» **Extracted material**:
_____

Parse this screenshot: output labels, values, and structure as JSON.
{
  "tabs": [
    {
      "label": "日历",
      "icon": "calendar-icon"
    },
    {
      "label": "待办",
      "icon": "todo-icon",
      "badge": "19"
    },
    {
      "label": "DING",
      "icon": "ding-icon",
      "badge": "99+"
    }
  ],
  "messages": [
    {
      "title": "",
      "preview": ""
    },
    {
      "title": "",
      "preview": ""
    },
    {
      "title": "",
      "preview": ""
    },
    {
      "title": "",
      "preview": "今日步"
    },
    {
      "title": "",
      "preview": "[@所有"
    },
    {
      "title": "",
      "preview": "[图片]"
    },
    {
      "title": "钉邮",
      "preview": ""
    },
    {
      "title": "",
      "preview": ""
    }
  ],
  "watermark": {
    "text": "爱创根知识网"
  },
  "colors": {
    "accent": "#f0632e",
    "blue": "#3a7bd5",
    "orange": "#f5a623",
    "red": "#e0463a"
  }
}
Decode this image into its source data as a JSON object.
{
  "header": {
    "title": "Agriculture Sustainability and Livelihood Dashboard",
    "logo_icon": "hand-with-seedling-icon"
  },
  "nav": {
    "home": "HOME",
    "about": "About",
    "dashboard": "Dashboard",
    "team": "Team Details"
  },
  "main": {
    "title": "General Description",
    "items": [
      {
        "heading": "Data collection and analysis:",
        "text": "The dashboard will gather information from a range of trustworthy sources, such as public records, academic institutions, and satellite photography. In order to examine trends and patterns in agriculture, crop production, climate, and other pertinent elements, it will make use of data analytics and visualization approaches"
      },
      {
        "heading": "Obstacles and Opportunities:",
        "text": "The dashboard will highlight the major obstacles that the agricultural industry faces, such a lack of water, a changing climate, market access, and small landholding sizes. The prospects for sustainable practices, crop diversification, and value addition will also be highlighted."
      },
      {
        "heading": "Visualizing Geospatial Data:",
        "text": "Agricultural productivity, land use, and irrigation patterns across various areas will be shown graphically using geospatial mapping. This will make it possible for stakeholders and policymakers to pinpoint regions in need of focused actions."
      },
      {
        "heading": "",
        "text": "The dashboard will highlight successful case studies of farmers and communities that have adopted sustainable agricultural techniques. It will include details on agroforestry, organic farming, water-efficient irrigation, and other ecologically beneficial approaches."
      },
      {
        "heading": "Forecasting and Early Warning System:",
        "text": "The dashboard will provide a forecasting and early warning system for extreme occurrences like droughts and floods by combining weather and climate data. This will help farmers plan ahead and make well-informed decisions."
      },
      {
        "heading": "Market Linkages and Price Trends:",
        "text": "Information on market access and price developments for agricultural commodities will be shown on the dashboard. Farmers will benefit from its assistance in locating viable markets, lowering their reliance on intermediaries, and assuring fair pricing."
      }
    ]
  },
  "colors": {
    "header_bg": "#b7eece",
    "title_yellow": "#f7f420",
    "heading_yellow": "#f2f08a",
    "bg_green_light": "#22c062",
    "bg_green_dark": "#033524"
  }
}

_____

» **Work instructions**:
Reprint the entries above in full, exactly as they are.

» **Exercise output**:
Parse this screenshot: output labels, values, and structure as JSON.
{
  "tabs": [
    {
      "label": "日历",
      "icon": "calendar-icon"
    },
    {
      "label": "待办",
      "icon": "todo-icon",
      "badge": "19"
    },
    {
      "label": "DING",
      "icon": "ding-icon",
      "badge": "99+"
    }
  ],
  "messages": [
    {
      "title": "",
      "preview": ""
    },
    {
      "title": "",
      "preview": ""
    },
    {
      "title": "",
      "preview": ""
    },
    {
      "title": "",
      "preview": "今日步"
    },
    {
      "title": "",
      "preview": "[@所有"
    },
    {
      "title": "",
      "preview": "[图片]"
    },
    {
      "title": "钉邮",
      "preview": ""
    },
    {
      "title": "",
      "preview": ""
    }
  ],
  "watermark": {
    "text": "爱创根知识网"
  },
  "colors": {
    "accent": "#f0632e",
    "blue": "#3a7bd5",
    "orange": "#f5a623",
    "red": "#e0463a"
  }
}
Decode this image into its source data as a JSON object.
{
  "header": {
    "title": "Agriculture Sustainability and Livelihood Dashboard",
    "logo_icon": "hand-with-seedling-icon"
  },
  "nav": {
    "home": "HOME",
    "about": "About",
    "dashboard": "Dashboard",
    "team": "Team Details"
  },
  "main": {
    "title": "General Description",
    "items": [
      {
        "heading": "Data collection and analysis:",
        "text": "The dashboard will gather information from a range of trustworthy sources, such as public records, academic institutions, and satellite photography. In order to examine trends and patterns in agriculture, crop production, climate, and other pertinent elements, it will make use of data analytics and visualization approaches"
      },
      {
        "heading": "Obstacles and Opportunities:",
        "text": "The dashboard will highlight the major obstacles that the agricultural industry faces, such a lack of water, a changing climate, market access, and small landholding sizes. The prospects for sustainable practices, crop diversification, and value addition will also be highlighted."
      },
      {
        "heading": "Visualizing Geospatial Data:",
        "text": "Agricultural productivity, land use, and irrigation patterns across various areas will be shown graphically using geospatial mapping. This will make it possible for stakeholders and policymakers to pinpoint regions in need of focused actions."
      },
      {
        "heading": "",
        "text": "The dashboard will highlight successful case studies of farmers and communities that have adopted sustainable agricultural techniques. It will include details on agroforestry, organic farming, water-efficient irrigation, and other ecologically beneficial approaches."
      },
      {
        "heading": "Forecasting and Early Warning System:",
        "text": "The dashboard will provide a forecasting and early warning system for extreme occurrences like droughts and floods by combining weather and climate data. This will help farmers plan ahead and make well-informed decisions."
      },
      {
        "heading": "Market Linkages and Price Trends:",
        "text": "Information on market access and price developments for agricultural commodities will be shown on the dashboard. Farmers will benefit from its assistance in locating viable markets, lowering their reliance on intermediaries, and assuring fair pricing."
      }
    ]
  },
  "colors": {
    "header_bg": "#b7eece",
    "title_yellow": "#f7f420",
    "heading_yellow": "#f2f08a",
    "bg_green_light": "#22c062",
    "bg_green_dark": "#033524"
  }
}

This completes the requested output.